Meanwhile, male theater critics are being taken to task for unconsciously (one hopes) reinforcing the status quo by dismissing new works by Paula Vogel and Lynn Nottage, both Pulitzer Prize recipients and both nominated for Tony Awards for Best Play. Broadway is a world that’s still notoriously difficult for female playwrights to crack into, quality of their work notwithstanding. Theater blog HowlRound takes a step back to compare the reception of Vogel and Nottage’s plays to others from this season, and comes to the following conclusion: “We need a more expansive and informed notion of how critics come to decide what is ‘good,’ and a more honest conversation about why ‘good’ is often associated with plays by and about white men.”

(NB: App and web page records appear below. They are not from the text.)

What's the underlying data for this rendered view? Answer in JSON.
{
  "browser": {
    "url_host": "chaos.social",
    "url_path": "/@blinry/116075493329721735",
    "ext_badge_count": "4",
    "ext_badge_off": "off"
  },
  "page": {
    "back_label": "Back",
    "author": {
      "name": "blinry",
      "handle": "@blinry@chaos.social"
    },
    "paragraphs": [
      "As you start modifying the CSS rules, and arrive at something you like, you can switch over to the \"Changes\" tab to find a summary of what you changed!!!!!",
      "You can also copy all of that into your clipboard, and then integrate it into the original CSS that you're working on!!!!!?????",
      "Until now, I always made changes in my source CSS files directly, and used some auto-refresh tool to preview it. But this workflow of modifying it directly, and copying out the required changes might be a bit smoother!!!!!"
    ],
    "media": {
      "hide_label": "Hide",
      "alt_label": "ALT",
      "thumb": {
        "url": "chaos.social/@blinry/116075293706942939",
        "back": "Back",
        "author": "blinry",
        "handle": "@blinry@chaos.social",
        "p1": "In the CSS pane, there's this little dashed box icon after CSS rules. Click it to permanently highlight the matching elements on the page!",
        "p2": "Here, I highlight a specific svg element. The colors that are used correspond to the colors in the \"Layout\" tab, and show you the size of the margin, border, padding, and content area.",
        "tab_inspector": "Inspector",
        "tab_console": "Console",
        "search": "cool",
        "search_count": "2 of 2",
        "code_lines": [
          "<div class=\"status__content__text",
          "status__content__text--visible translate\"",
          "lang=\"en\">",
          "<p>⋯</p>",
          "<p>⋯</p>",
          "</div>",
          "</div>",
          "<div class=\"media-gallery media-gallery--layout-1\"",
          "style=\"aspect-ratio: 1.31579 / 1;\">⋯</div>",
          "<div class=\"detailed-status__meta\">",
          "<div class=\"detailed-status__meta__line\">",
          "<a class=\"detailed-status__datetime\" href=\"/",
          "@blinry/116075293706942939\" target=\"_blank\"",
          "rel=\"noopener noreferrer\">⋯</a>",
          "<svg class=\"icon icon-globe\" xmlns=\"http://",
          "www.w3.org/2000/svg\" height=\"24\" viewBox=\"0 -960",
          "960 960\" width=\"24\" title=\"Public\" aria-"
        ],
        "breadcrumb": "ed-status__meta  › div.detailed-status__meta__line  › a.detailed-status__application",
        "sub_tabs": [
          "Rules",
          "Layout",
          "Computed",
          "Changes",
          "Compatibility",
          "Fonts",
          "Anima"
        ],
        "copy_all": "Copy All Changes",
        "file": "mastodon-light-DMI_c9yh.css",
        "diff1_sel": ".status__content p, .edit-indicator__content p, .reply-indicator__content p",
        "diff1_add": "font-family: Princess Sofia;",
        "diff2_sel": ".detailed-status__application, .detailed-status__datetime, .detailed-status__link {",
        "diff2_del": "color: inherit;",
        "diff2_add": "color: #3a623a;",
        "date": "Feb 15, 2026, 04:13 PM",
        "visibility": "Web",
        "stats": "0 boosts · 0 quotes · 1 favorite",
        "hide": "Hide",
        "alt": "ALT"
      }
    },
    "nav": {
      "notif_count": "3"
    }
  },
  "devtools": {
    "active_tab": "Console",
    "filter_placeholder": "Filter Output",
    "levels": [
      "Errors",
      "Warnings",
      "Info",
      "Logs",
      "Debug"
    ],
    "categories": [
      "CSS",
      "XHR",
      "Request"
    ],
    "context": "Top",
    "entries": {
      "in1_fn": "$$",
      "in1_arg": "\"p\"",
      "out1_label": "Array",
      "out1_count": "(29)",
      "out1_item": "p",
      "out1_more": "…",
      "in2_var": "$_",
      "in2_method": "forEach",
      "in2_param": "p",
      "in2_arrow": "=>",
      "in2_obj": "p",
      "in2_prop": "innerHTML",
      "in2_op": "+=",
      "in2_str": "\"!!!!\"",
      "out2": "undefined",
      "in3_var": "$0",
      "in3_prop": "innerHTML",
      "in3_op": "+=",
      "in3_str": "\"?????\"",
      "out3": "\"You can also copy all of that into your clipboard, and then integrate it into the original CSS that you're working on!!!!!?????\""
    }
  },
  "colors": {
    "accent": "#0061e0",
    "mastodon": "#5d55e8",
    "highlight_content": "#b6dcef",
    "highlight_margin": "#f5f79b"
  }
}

Wonder Woman fans have done their heroine proud, helping Patty Jenkins’s movie thrive in the summer movie slaughterhouse. The Hollywood Reporter says it’s holding better than any superhero movie in the past fifteen years, and may even keep running through August, long after most June releases have folded their tents. They also include a long list of all the box office records the film has broken, and the record-smashing films it’s surpassed. Globally the film has already made more than $750 million dollars, eliciting a congratulatory tweet from the “Deadpool” filmmakers after the Gal Gadot vehicle surpassed their movie’s profits. Additional props for their clever (and character-appropriate) pun: “The Merc may be filthier, but her B.O. is stronger. Congrats